Though the incident which follows refers to a deliverance from a danger of a different character from those just referred to, yet it illustrates in a remarkable manner the truth now under review, and bears upon itself the stamp of genuineness.
Thomas Hownham lived in a lonely house or hut upon Barmour Moor, about two miles from Doddington in Northumberland. He was
a very poor man, and had no means to support a wife and two children except the scanty earnings obtained by keeping an ass to carry coals from Barmour coal-mill to Doddington and Wooler; or by making brooms of heath, and selling them about the country. But he was one of those poor who are “rich in faith, and heirs of the kingdom which God hath promised to them that love him." He was a man of prayer. “My parents "-says the relater of the circumstances about to be detailed “ lived at a village about a mile and a half from his hut. I had frequent interviews with Hownham, and on one occasion he was very anxious to know whether
father or mother had sent him any relief on the night before. I answered himn in the negative as far as I knew, at which he seemed to be uneasy. I then pressed to know what relief he had found, and how?

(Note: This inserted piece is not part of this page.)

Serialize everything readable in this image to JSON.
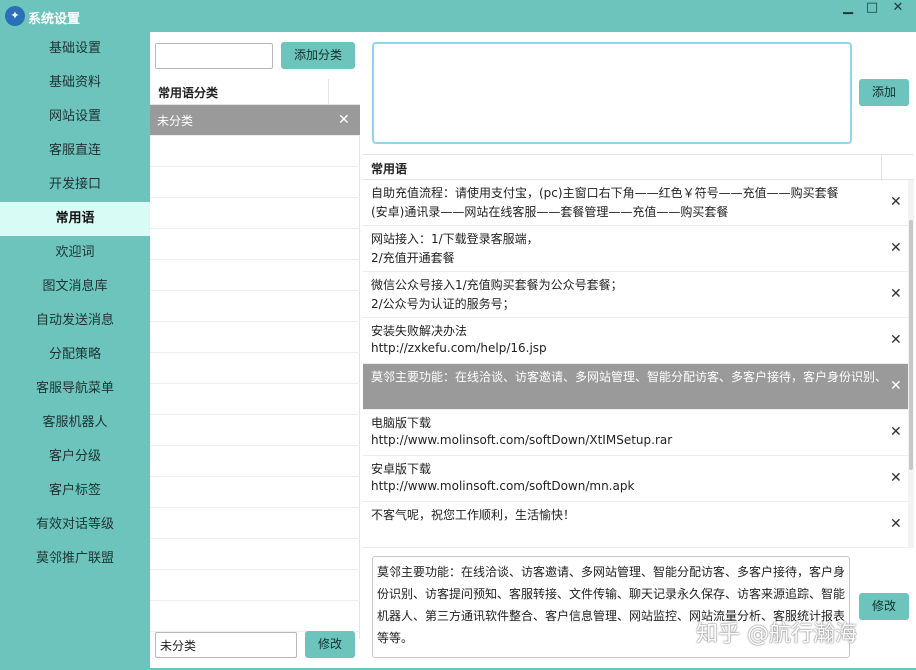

Hownham then (after requesting secresy, unless I should hear of it from some other quarter) related the following remarkable particulars:—He had been disappointed of receiving some money he had expected for coals on the day before, and on
* They will be found quoted at length from the Cottage Magazine in the Church of England Magazine, vol. i. p. 268.